Many Filipino-American organizations are arguing in favor of the military base. “Out of 187 countries in the world, America has military bases in about 100. So really, the least America can do is accommodate for 30 of the Philippines most secretive and highly trained armed personnel,” argued Owen Guerrero, head of Filipinos for Equality, “America has always used their military power to force open foreign markets. I mean, there were CIA sponsored coups of Socialists in Chile and El Salvador. So why can‘t Filipinos do the same?”

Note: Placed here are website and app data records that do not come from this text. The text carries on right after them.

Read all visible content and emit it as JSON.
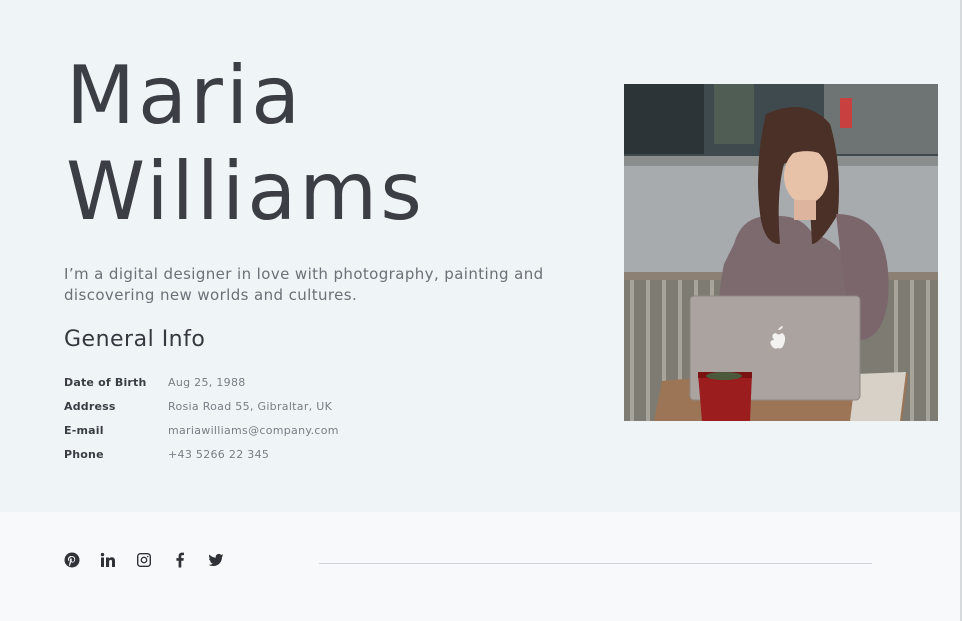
{
  "profile": {
    "first_name": "Maria",
    "last_name": "Williams",
    "intro": "I’m a digital designer in love with photography, painting and discovering new worlds and cultures."
  },
  "general_info": {
    "title": "General Info",
    "rows": [
      {
        "label": "Date of Birth",
        "value": "Aug 25, 1988"
      },
      {
        "label": "Address",
        "value": "Rosia Road 55, Gibraltar, UK"
      },
      {
        "label": "E-mail",
        "value": "mariawilliams@company.com"
      },
      {
        "label": "Phone",
        "value": "+43 5266 22 345"
      }
    ]
  },
  "social": [
    {
      "name": "pinterest-icon"
    },
    {
      "name": "linkedin-icon"
    },
    {
      "name": "instagram-icon"
    },
    {
      "name": "facebook-icon"
    },
    {
      "name": "twitter-icon"
    }
  ],
  "colors": {
    "hero_bg": "#eff4f7",
    "footer_bg": "#f8f9fa",
    "heading": "#3b3f45",
    "body_text": "#6c7077"
  }
}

To this point, Rumsfeld responded that the only reason America had to use military might was because most American products were, and still are, “crap”. “I mean, America makes junk like Charleston Chew and Chicken in a Biscuit. What else could we do but force people to buy it? " explained Rumsfeld, "But believe you me, people will be lining up for miles to get just a crust of that sweet bread, with or without armed men forcing them to. Trust me on that.”
Protests by various community groups have begun in Minneapolis namely because of the challenging aesthetics of the base. Due to the top secret nature of the military operations on the base, the Filipino government has designed a 300 foot tall, half mile by half mile, solid windowless cement building to be built on the land. Yesterday, community members planned a rally in front of the military-base-in-progress, protesting its imposing facade.
“It’s gonna look like a friggin’ IKEA in the middle of the city,“ complained Joe McDougal, a local resident, “except that I can’t get any of those delicious Swedish meatballs here.” McDougal, then remembering the pungent flavor of those moist sauce-covered meat spheres, began aggressively screaming “Meatballs! Meatballs!” at which the rest of the crowd started chanting, “Either this building falls, or we get Swedish Meatballs!” Thirty minutes later, in efforts to placate the rowdy crowd, local police officers brought the protesters plates of dry Italian meatballs which, after one bite, they began violently flinging at police cars.
Despite the protests, the Filipino government has no intention of slowing down the construction of their U.S. military base. In fact, they have plans to build more bases in San Bernardino, CA and Sugarland, TX. The Minneapolis base is scheduled to be completed by December, just in time to force Americans to purchase Filipino sweet bread and coconut monkeys as holiday gifts for family and friends.